Russia and Belarus have already held negotiations to create a unified state with a common economic, customs and political space, but still cannot agree on major issues.

Earlier this week, Russia announced it will introduce customs duties on crude oil supplies to Belarus. The move, which would cost Belarus the equivalent of several billion US dollars, could shatter its economic stability.

While this plan has certainly raised some eyebrows, it did not come out of nowhere. In late October, President Vladimir Putin gave his Belarus counterpart a warning.

“We haven’t been able to achieve common standards on customs duties. And some issues really give us cause for concern. For example, when we compare the amounts of Russian crude oil supplied to Belarus, the demand in the republic itself, and the volume of oil exported from Belarus – well, we must bring everything in order here. If we don’t manage to reach an agreement, we will have to introduce certain limitations,” President Putin said.

The reaction from Belarus was quick.

“We think that introducing custom duties will infringe on a number of current agreements, which determine the free trade arrangement, without exemptions and restrictions, between the Republic of Belarus and the Russian Federation,” Belarus’ Foreign Ministry spokesman Andrey Popov retorted.

However, oil tariffs are just the tip of the iceberg. There are many other thorny issues that helped cool relations.

Among them are:  who owns the gas pipelines in Belarus, the issue of a common currency, and the structure of a unified government. Some say Mr Lukashenko’s own political ambitions also come into play.

“The ambitions of the Belorussian leader are great. Even though he himself has denied media reports that he wants to become the leader of the unified state,” Aleksandr Fadeyev believes.
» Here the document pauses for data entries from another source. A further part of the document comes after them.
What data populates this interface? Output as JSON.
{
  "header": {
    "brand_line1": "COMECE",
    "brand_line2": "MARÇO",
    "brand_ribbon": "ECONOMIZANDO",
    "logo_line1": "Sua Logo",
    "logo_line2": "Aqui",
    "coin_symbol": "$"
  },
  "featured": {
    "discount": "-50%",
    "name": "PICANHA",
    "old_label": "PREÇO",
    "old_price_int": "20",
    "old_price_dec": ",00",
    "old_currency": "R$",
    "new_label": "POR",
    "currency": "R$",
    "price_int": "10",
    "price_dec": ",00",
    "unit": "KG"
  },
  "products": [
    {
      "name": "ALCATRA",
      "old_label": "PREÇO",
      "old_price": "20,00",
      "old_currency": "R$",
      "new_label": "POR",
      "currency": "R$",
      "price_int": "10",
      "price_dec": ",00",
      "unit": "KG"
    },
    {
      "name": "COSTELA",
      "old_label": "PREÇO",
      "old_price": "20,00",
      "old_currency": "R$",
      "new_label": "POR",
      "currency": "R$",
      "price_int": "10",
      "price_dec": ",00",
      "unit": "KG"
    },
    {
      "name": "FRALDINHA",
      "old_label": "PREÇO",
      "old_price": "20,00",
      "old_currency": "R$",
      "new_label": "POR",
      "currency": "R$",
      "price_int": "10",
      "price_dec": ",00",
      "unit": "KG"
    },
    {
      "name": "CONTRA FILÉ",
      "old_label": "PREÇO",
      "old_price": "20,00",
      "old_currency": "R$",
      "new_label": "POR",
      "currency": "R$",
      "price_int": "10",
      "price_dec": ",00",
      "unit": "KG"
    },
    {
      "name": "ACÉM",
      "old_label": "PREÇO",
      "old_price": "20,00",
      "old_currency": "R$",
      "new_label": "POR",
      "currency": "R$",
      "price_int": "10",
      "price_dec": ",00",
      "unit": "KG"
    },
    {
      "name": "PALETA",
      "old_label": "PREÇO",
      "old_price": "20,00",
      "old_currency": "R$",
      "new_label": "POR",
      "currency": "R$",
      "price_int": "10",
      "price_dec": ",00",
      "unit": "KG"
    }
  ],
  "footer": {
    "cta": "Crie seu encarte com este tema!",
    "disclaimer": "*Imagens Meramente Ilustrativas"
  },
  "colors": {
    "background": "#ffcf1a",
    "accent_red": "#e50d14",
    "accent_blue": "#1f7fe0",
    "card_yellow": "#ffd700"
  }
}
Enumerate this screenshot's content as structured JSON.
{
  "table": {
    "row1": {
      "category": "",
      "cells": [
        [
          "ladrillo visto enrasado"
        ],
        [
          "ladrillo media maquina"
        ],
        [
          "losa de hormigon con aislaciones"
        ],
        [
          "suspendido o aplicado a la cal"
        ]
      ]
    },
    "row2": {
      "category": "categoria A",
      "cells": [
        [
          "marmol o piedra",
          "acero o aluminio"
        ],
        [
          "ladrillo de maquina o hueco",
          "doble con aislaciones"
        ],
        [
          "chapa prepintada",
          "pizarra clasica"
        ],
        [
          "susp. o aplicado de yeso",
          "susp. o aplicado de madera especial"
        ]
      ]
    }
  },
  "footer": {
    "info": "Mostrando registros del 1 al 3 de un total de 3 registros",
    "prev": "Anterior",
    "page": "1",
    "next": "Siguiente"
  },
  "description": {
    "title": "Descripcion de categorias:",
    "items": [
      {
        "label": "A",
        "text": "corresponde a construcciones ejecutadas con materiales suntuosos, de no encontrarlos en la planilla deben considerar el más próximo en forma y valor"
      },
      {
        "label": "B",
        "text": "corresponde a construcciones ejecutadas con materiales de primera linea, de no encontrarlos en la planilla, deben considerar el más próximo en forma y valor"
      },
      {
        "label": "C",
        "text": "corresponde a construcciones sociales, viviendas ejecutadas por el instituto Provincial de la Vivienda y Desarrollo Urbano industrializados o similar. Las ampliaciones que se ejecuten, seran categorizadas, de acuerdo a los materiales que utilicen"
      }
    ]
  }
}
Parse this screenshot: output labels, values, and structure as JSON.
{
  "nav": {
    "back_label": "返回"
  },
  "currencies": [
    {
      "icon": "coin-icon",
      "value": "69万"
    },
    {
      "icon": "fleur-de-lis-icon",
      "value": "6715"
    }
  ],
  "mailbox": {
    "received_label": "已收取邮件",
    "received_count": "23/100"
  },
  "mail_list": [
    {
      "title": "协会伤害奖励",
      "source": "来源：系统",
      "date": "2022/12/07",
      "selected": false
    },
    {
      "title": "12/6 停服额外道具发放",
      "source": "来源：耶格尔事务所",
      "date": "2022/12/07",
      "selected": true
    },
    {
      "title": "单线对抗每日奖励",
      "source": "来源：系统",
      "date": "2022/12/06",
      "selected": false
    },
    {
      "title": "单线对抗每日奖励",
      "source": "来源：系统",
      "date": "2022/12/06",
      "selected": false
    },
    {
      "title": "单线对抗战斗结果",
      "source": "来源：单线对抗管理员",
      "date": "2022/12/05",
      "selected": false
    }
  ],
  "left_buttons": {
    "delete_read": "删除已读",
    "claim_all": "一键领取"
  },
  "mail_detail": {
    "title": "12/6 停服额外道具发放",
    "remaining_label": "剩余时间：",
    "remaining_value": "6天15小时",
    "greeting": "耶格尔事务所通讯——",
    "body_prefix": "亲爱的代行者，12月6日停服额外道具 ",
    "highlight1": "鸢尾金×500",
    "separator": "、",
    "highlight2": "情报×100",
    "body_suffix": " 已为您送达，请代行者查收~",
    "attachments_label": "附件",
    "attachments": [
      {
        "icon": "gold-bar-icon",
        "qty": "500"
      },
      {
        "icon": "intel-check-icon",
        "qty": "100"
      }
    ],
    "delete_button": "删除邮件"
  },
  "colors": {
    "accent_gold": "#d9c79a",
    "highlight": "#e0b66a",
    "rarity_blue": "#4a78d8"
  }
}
Some experts say the oil dispute may take on similarities to last year’s gas row between Russia and Ukraine. One thing that is different, though, is the Western reaction. While in the case of Ukraine Western commentators accused Russia of using its energy supplies as a political tool, in the case of Belarus, however, some are already praising Russia for adhering to free market principles.